*GIVEN ENTRIES*
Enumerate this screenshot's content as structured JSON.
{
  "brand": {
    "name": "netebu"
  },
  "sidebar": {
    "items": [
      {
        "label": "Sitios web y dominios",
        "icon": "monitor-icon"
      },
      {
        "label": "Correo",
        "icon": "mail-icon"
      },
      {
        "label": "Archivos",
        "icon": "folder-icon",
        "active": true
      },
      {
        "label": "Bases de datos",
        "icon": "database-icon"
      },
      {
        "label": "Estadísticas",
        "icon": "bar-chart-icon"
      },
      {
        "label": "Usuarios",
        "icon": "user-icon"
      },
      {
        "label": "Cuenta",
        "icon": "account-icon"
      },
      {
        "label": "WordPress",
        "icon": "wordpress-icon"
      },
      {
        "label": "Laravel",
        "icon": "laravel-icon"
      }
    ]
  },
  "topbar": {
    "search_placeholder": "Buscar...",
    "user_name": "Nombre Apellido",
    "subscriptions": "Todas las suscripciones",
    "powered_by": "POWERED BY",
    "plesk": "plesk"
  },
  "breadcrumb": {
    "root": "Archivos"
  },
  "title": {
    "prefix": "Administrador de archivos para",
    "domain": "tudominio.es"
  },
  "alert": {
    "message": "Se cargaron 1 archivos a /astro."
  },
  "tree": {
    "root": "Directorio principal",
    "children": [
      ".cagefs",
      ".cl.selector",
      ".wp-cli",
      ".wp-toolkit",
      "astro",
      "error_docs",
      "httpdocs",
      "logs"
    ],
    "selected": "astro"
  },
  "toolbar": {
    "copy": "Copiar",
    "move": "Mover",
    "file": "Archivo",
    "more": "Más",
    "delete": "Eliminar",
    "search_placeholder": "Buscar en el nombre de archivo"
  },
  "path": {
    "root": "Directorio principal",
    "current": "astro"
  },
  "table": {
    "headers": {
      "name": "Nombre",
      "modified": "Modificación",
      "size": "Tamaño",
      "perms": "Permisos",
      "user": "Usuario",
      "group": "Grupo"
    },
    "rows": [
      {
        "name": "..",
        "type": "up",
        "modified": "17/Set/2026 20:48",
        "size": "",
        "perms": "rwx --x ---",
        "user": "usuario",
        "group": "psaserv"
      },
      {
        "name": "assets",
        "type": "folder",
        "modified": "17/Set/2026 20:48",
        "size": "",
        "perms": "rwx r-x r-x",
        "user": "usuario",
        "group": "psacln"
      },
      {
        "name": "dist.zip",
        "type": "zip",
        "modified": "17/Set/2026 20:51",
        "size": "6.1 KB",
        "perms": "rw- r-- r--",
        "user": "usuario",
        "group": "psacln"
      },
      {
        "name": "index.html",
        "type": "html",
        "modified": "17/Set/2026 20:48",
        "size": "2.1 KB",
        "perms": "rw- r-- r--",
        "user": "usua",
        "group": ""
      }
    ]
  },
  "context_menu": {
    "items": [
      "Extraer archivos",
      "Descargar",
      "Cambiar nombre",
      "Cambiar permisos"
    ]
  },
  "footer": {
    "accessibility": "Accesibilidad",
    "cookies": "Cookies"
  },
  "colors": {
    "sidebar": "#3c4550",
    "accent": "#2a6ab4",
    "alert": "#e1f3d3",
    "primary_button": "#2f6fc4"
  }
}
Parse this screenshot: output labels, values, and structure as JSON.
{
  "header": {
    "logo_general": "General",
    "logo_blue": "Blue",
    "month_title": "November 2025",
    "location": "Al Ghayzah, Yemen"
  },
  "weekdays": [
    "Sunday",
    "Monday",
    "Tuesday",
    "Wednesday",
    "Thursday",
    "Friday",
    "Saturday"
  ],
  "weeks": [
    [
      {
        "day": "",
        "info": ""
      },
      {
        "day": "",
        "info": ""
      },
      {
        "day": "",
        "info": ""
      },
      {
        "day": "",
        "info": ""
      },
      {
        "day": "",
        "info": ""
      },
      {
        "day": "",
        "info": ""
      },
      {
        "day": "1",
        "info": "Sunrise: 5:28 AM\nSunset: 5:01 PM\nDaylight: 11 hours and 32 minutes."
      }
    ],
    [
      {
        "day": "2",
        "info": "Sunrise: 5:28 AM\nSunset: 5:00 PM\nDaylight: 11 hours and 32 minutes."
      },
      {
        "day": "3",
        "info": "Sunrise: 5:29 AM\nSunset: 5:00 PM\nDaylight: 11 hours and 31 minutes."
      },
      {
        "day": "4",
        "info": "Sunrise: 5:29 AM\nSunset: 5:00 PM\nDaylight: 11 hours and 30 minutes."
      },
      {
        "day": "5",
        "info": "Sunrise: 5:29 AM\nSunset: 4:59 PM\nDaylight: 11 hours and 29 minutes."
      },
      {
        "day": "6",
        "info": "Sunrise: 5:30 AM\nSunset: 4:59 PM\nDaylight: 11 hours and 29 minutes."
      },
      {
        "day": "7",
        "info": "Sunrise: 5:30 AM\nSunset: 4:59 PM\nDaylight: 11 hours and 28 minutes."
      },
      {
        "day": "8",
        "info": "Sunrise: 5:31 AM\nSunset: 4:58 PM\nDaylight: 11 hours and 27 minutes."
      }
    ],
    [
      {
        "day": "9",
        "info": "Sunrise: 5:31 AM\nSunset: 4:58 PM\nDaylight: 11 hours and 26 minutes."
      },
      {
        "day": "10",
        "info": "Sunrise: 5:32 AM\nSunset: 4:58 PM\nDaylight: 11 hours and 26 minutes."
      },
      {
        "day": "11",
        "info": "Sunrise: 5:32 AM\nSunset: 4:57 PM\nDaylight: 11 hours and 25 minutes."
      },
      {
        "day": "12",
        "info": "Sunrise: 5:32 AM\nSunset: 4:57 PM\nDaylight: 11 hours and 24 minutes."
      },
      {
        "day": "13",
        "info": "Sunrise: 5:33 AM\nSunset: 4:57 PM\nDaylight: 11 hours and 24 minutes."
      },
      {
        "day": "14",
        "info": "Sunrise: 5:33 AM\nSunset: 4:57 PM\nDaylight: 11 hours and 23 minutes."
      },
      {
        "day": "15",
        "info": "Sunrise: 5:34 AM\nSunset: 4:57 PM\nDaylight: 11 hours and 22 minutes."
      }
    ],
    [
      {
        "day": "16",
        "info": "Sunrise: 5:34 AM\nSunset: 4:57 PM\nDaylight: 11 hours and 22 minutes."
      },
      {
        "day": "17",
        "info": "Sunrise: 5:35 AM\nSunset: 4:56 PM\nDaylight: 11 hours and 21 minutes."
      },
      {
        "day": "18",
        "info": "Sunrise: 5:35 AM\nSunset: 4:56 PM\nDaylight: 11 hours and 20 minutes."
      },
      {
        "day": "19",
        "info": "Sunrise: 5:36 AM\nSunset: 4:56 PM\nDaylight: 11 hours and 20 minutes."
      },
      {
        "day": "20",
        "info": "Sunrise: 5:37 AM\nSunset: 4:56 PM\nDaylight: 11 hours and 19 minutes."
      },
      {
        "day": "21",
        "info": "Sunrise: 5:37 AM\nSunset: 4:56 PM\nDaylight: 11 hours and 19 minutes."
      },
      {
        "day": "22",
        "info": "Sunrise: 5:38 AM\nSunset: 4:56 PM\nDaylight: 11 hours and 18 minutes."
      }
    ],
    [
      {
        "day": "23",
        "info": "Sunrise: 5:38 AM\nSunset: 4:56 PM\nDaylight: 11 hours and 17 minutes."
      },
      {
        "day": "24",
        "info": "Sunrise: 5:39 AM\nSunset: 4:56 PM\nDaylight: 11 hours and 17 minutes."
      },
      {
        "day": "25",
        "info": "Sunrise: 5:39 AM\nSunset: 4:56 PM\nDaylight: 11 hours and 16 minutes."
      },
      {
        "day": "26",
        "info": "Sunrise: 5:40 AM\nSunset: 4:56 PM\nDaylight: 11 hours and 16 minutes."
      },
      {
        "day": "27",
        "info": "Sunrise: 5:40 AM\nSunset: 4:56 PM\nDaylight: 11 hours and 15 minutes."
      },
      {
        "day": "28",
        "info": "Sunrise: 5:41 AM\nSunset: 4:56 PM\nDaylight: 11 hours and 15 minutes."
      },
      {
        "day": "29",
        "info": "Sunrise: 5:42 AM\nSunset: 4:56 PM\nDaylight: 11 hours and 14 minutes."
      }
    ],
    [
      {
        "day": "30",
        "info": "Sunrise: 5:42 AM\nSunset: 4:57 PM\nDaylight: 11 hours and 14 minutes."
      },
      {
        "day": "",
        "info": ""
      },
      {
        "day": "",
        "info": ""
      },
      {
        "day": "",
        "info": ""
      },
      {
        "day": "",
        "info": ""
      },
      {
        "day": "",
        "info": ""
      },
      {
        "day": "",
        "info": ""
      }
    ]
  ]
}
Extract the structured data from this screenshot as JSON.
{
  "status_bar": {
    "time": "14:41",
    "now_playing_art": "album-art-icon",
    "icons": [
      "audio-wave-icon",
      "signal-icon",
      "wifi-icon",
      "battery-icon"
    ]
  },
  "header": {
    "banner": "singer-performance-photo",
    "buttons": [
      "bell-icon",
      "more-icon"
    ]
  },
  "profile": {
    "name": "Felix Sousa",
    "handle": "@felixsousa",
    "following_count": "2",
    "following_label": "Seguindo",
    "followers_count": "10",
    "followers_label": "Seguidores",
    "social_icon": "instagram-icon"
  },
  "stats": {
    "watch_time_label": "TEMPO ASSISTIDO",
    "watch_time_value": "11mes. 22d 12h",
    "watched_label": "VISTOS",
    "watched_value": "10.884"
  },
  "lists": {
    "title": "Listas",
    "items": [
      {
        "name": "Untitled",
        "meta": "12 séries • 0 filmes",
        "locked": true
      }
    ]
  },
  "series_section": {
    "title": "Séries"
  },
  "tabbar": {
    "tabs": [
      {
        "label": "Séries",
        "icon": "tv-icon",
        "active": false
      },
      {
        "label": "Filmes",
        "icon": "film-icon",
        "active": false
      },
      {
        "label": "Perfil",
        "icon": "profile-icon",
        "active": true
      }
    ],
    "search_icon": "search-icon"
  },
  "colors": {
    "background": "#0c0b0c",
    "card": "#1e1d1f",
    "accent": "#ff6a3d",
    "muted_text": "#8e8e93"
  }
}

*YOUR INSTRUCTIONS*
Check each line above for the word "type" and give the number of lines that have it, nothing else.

*WRITTEN RESPONSE*
4